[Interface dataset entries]
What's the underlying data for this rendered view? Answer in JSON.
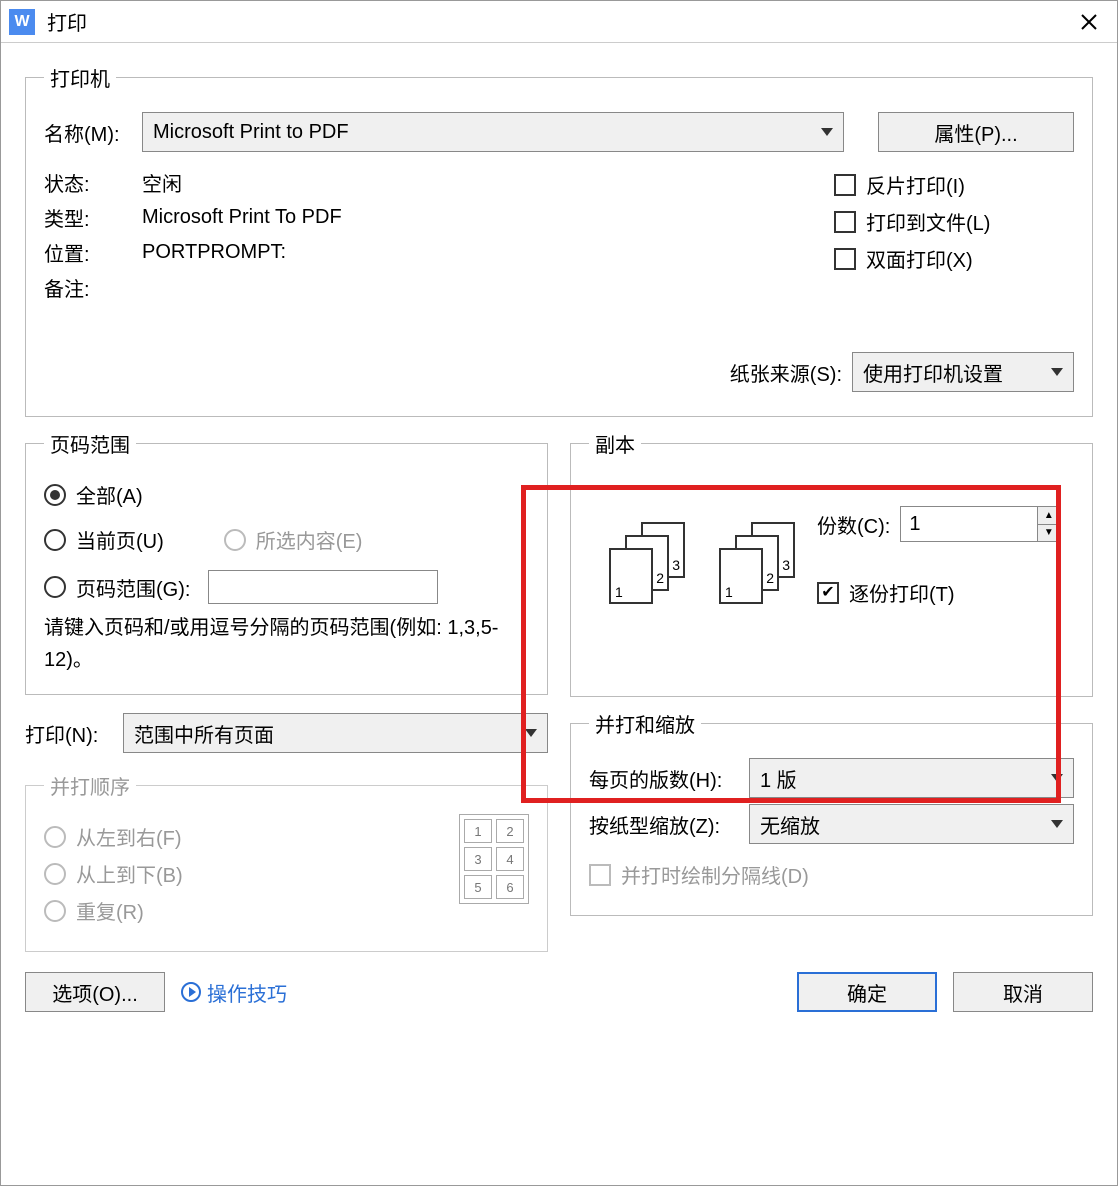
{
  "title": "打印",
  "printer": {
    "legend": "打印机",
    "name_label": "名称(M):",
    "name_value": "Microsoft Print to PDF",
    "properties_btn": "属性(P)...",
    "status_label": "状态:",
    "status_value": "空闲",
    "type_label": "类型:",
    "type_value": "Microsoft Print To PDF",
    "where_label": "位置:",
    "where_value": "PORTPROMPT:",
    "comment_label": "备注:",
    "comment_value": "",
    "mirror_cb": "反片打印(I)",
    "tofile_cb": "打印到文件(L)",
    "duplex_cb": "双面打印(X)",
    "paper_source_label": "纸张来源(S):",
    "paper_source_value": "使用打印机设置"
  },
  "range": {
    "legend": "页码范围",
    "all": "全部(A)",
    "current": "当前页(U)",
    "selection": "所选内容(E)",
    "pages": "页码范围(G):",
    "pages_value": "",
    "hint": "请键入页码和/或用逗号分隔的页码范围(例如: 1,3,5-12)。",
    "print_label": "打印(N):",
    "print_value": "范围中所有页面"
  },
  "order": {
    "legend": "并打顺序",
    "lr": "从左到右(F)",
    "tb": "从上到下(B)",
    "repeat": "重复(R)",
    "grid": [
      "1",
      "2",
      "3",
      "4",
      "5",
      "6"
    ]
  },
  "copies": {
    "legend": "副本",
    "count_label": "份数(C):",
    "count_value": "1",
    "collate": "逐份打印(T)"
  },
  "zoom": {
    "legend": "并打和缩放",
    "pps_label": "每页的版数(H):",
    "pps_value": "1 版",
    "scale_label": "按纸型缩放(Z):",
    "scale_value": "无缩放",
    "sep_cb": "并打时绘制分隔线(D)"
  },
  "footer": {
    "options_btn": "选项(O)...",
    "tips_link": "操作技巧",
    "ok_btn": "确定",
    "cancel_btn": "取消"
  }
}
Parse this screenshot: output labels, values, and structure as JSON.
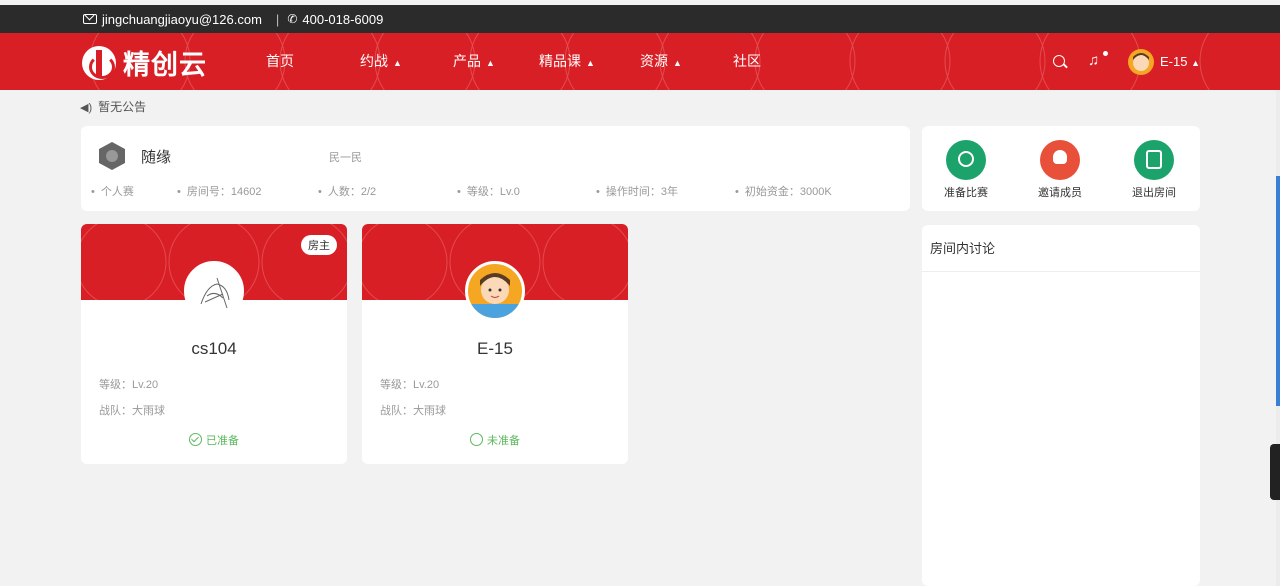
{
  "topbar": {
    "email": "jingchuangjiaoyu@126.com",
    "separator": "|",
    "phone": "400-018-6009"
  },
  "nav": {
    "logo_text": "精创云",
    "items": [
      {
        "label": "首页",
        "dropdown": ""
      },
      {
        "label": "约战",
        "dropdown": "▲"
      },
      {
        "label": "产品",
        "dropdown": "▲"
      },
      {
        "label": "精品课",
        "dropdown": "▲"
      },
      {
        "label": "资源",
        "dropdown": "▲"
      },
      {
        "label": "社区",
        "dropdown": ""
      }
    ],
    "user_name": "E-15",
    "user_caret": "▲"
  },
  "notice": "暂无公告",
  "room": {
    "name": "随缘",
    "mode": "民一民",
    "stats": [
      "个人赛",
      "房间号：14602",
      "人数：2/2",
      "等级：Lv.0",
      "操作时间：3年",
      "初始资金：3000K"
    ]
  },
  "actions": [
    {
      "label": "准备比赛",
      "color": "#1ba36b"
    },
    {
      "label": "邀请成员",
      "color": "#e8503a"
    },
    {
      "label": "退出房间",
      "color": "#1ba36b"
    }
  ],
  "players": [
    {
      "name": "cs104",
      "owner_badge": "房主",
      "level": "等级：Lv.20",
      "team": "战队：大雨球",
      "status": "已准备",
      "ready": true
    },
    {
      "name": "E-15",
      "owner_badge": "",
      "level": "等级：Lv.20",
      "team": "战队：大雨球",
      "status": "未准备",
      "ready": false
    }
  ],
  "discussion": {
    "title": "房间内讨论"
  },
  "colors": {
    "brand_red": "#d91f26",
    "topbar": "#2b2b2b",
    "ready_green": "#5cb85c"
  }
}
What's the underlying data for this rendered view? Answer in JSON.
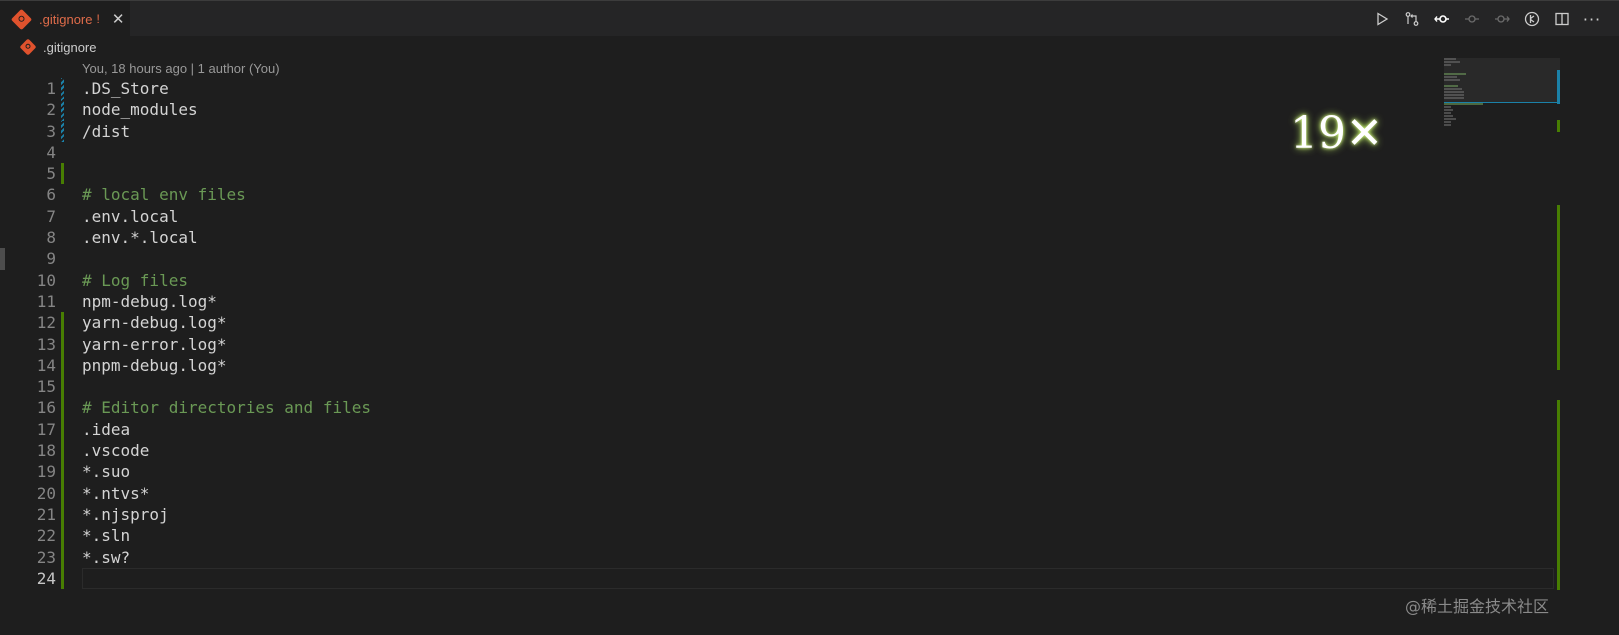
{
  "tab": {
    "label": ".gitignore",
    "modified_marker": "!",
    "close": "✕",
    "icon": "git-icon"
  },
  "toolbar": {
    "icons": [
      "run-icon",
      "open-changes-icon",
      "git-commit-icon",
      "previous-commit-icon",
      "next-commit-icon",
      "gitlens-icon",
      "split-editor-icon",
      "more-icon"
    ],
    "more_label": "···"
  },
  "breadcrumb": {
    "file": ".gitignore",
    "icon": "git-icon"
  },
  "codelens": "You, 18 hours ago | 1 author (You)",
  "editor": {
    "active_line": 24,
    "lines": [
      {
        "n": "1",
        "text": ".DS_Store",
        "type": "code",
        "gutter": "mod"
      },
      {
        "n": "2",
        "text": "node_modules",
        "type": "code",
        "gutter": "mod"
      },
      {
        "n": "3",
        "text": "/dist",
        "type": "code",
        "gutter": "mod"
      },
      {
        "n": "4",
        "text": "",
        "type": "code",
        "gutter": ""
      },
      {
        "n": "5",
        "text": "",
        "type": "code",
        "gutter": "add"
      },
      {
        "n": "6",
        "text": "# local env files",
        "type": "comment",
        "gutter": ""
      },
      {
        "n": "7",
        "text": ".env.local",
        "type": "code",
        "gutter": ""
      },
      {
        "n": "8",
        "text": ".env.*.local",
        "type": "code",
        "gutter": ""
      },
      {
        "n": "9",
        "text": "",
        "type": "code",
        "gutter": ""
      },
      {
        "n": "10",
        "text": "# Log files",
        "type": "comment",
        "gutter": ""
      },
      {
        "n": "11",
        "text": "npm-debug.log*",
        "type": "code",
        "gutter": ""
      },
      {
        "n": "12",
        "text": "yarn-debug.log*",
        "type": "code",
        "gutter": "add"
      },
      {
        "n": "13",
        "text": "yarn-error.log*",
        "type": "code",
        "gutter": "add"
      },
      {
        "n": "14",
        "text": "pnpm-debug.log*",
        "type": "code",
        "gutter": "add"
      },
      {
        "n": "15",
        "text": "",
        "type": "code",
        "gutter": "add"
      },
      {
        "n": "16",
        "text": "# Editor directories and files",
        "type": "comment",
        "gutter": "add"
      },
      {
        "n": "17",
        "text": ".idea",
        "type": "code",
        "gutter": "add"
      },
      {
        "n": "18",
        "text": ".vscode",
        "type": "code",
        "gutter": "add"
      },
      {
        "n": "19",
        "text": "*.suo",
        "type": "code",
        "gutter": "add"
      },
      {
        "n": "20",
        "text": "*.ntvs*",
        "type": "code",
        "gutter": "add"
      },
      {
        "n": "21",
        "text": "*.njsproj",
        "type": "code",
        "gutter": "add"
      },
      {
        "n": "22",
        "text": "*.sln",
        "type": "code",
        "gutter": "add"
      },
      {
        "n": "23",
        "text": "*.sw?",
        "type": "code",
        "gutter": "add"
      },
      {
        "n": "24",
        "text": "",
        "type": "code",
        "gutter": "add"
      }
    ]
  },
  "overlay_text": "19✕",
  "watermark": "@稀土掘金技术社区",
  "colors": {
    "gutter_modified": "#1b81a8",
    "gutter_added": "#487e02",
    "comment": "#6a9955",
    "tab_label": "#e06c4a"
  }
}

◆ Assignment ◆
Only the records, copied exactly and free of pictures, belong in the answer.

◆ Exercise answer ◆
What's the underlying data for this rendered view? Answer in JSON.
{
  "title": "打印",
  "printer": {
    "legend": "打印机",
    "name_label": "名称(M):",
    "name_value": "Microsoft Print to PDF",
    "properties_btn": "属性(P)...",
    "status_label": "状态:",
    "status_value": "空闲",
    "type_label": "类型:",
    "type_value": "Microsoft Print To PDF",
    "where_label": "位置:",
    "where_value": "PORTPROMPT:",
    "comment_label": "备注:",
    "comment_value": "",
    "mirror_cb": "反片打印(I)",
    "tofile_cb": "打印到文件(L)",
    "duplex_cb": "双面打印(X)",
    "paper_source_label": "纸张来源(S):",
    "paper_source_value": "使用打印机设置"
  },
  "range": {
    "legend": "页码范围",
    "all": "全部(A)",
    "current": "当前页(U)",
    "selection": "所选内容(E)",
    "pages": "页码范围(G):",
    "pages_value": "",
    "hint": "请键入页码和/或用逗号分隔的页码范围(例如: 1,3,5-12)。",
    "print_label": "打印(N):",
    "print_value": "范围中所有页面"
  },
  "order": {
    "legend": "并打顺序",
    "lr": "从左到右(F)",
    "tb": "从上到下(B)",
    "repeat": "重复(R)",
    "grid": [
      "1",
      "2",
      "3",
      "4",
      "5",
      "6"
    ]
  },
  "copies": {
    "legend": "副本",
    "count_label": "份数(C):",
    "count_value": "1",
    "collate": "逐份打印(T)"
  },
  "zoom": {
    "legend": "并打和缩放",
    "pps_label": "每页的版数(H):",
    "pps_value": "1 版",
    "scale_label": "按纸型缩放(Z):",
    "scale_value": "无缩放",
    "sep_cb": "并打时绘制分隔线(D)"
  },
  "footer": {
    "options_btn": "选项(O)...",
    "tips_link": "操作技巧",
    "ok_btn": "确定",
    "cancel_btn": "取消"
  }
}
Parse this screenshot: output labels, values, and structure as JSON.
{
  "topbar": {
    "email": "jingchuangjiaoyu@126.com",
    "separator": "|",
    "phone": "400-018-6009"
  },
  "nav": {
    "logo_text": "精创云",
    "items": [
      {
        "label": "首页",
        "dropdown": ""
      },
      {
        "label": "约战",
        "dropdown": "▲"
      },
      {
        "label": "产品",
        "dropdown": "▲"
      },
      {
        "label": "精品课",
        "dropdown": "▲"
      },
      {
        "label": "资源",
        "dropdown": "▲"
      },
      {
        "label": "社区",
        "dropdown": ""
      }
    ],
    "user_name": "E-15",
    "user_caret": "▲"
  },
  "notice": "暂无公告",
  "room": {
    "name": "随缘",
    "mode": "民一民",
    "stats": [
      "个人赛",
      "房间号：14602",
      "人数：2/2",
      "等级：Lv.0",
      "操作时间：3年",
      "初始资金：3000K"
    ]
  },
  "actions": [
    {
      "label": "准备比赛",
      "color": "#1ba36b"
    },
    {
      "label": "邀请成员",
      "color": "#e8503a"
    },
    {
      "label": "退出房间",
      "color": "#1ba36b"
    }
  ],
  "players": [
    {
      "name": "cs104",
      "owner_badge": "房主",
      "level": "等级：Lv.20",
      "team": "战队：大雨球",
      "status": "已准备",
      "ready": true
    },
    {
      "name": "E-15",
      "owner_badge": "",
      "level": "等级：Lv.20",
      "team": "战队：大雨球",
      "status": "未准备",
      "ready": false
    }
  ],
  "discussion": {
    "title": "房间内讨论"
  },
  "colors": {
    "brand_red": "#d91f26",
    "topbar": "#2b2b2b",
    "ready_green": "#5cb85c"
  }
}
What's the underlying data for this rendered view? Answer in JSON.
{
  "tab": {
    "label": ".gitignore",
    "modified_marker": "!",
    "close": "✕",
    "icon": "git-icon"
  },
  "toolbar": {
    "icons": [
      "run-icon",
      "open-changes-icon",
      "git-commit-icon",
      "previous-commit-icon",
      "next-commit-icon",
      "gitlens-icon",
      "split-editor-icon",
      "more-icon"
    ],
    "more_label": "···"
  },
  "breadcrumb": {
    "file": ".gitignore",
    "icon": "git-icon"
  },
  "codelens": "You, 18 hours ago | 1 author (You)",
  "editor": {
    "active_line": 24,
    "lines": [
      {
        "n": "1",
        "text": ".DS_Store",
        "type": "code",
        "gutter": "mod"
      },
      {
        "n": "2",
        "text": "node_modules",
        "type": "code",
        "gutter": "mod"
      },
      {
        "n": "3",
        "text": "/dist",
        "type": "code",
        "gutter": "mod"
      },
      {
        "n": "4",
        "text": "",
        "type": "code",
        "gutter": ""
      },
      {
        "n": "5",
        "text": "",
        "type": "code",
        "gutter": "add"
      },
      {
        "n": "6",
        "text": "# local env files",
        "type": "comment",
        "gutter": ""
      },
      {
        "n": "7",
        "text": ".env.local",
        "type": "code",
        "gutter": ""
      },
      {
        "n": "8",
        "text": ".env.*.local",
        "type": "code",
        "gutter": ""
      },
      {
        "n": "9",
        "text": "",
        "type": "code",
        "gutter": ""
      },
      {
        "n": "10",
        "text": "# Log files",
        "type": "comment",
        "gutter": ""
      },
      {
        "n": "11",
        "text": "npm-debug.log*",
        "type": "code",
        "gutter": ""
      },
      {
        "n": "12",
        "text": "yarn-debug.log*",
        "type": "code",
        "gutter": "add"
      },
      {
        "n": "13",
        "text": "yarn-error.log*",
        "type": "code",
        "gutter": "add"
      },
      {
        "n": "14",
        "text": "pnpm-debug.log*",
        "type": "code",
        "gutter": "add"
      },
      {
        "n": "15",
        "text": "",
        "type": "code",
        "gutter": "add"
      },
      {
        "n": "16",
        "text": "# Editor directories and files",
        "type": "comment",
        "gutter": "add"
      },
      {
        "n": "17",
        "text": ".idea",
        "type": "code",
        "gutter": "add"
      },
      {
        "n": "18",
        "text": ".vscode",
        "type": "code",
        "gutter": "add"
      },
      {
        "n": "19",
        "text": "*.suo",
        "type": "code",
        "gutter": "add"
      },
      {
        "n": "20",
        "text": "*.ntvs*",
        "type": "code",
        "gutter": "add"
      },
      {
        "n": "21",
        "text": "*.njsproj",
        "type": "code",
        "gutter": "add"
      },
      {
        "n": "22",
        "text": "*.sln",
        "type": "code",
        "gutter": "add"
      },
      {
        "n": "23",
        "text": "*.sw?",
        "type": "code",
        "gutter": "add"
      },
      {
        "n": "24",
        "text": "",
        "type": "code",
        "gutter": "add"
      }
    ]
  },
  "overlay_text": "19✕",
  "watermark": "@稀土掘金技术社区",
  "colors": {
    "gutter_modified": "#1b81a8",
    "gutter_added": "#487e02",
    "comment": "#6a9955",
    "tab_label": "#e06c4a"
  }
}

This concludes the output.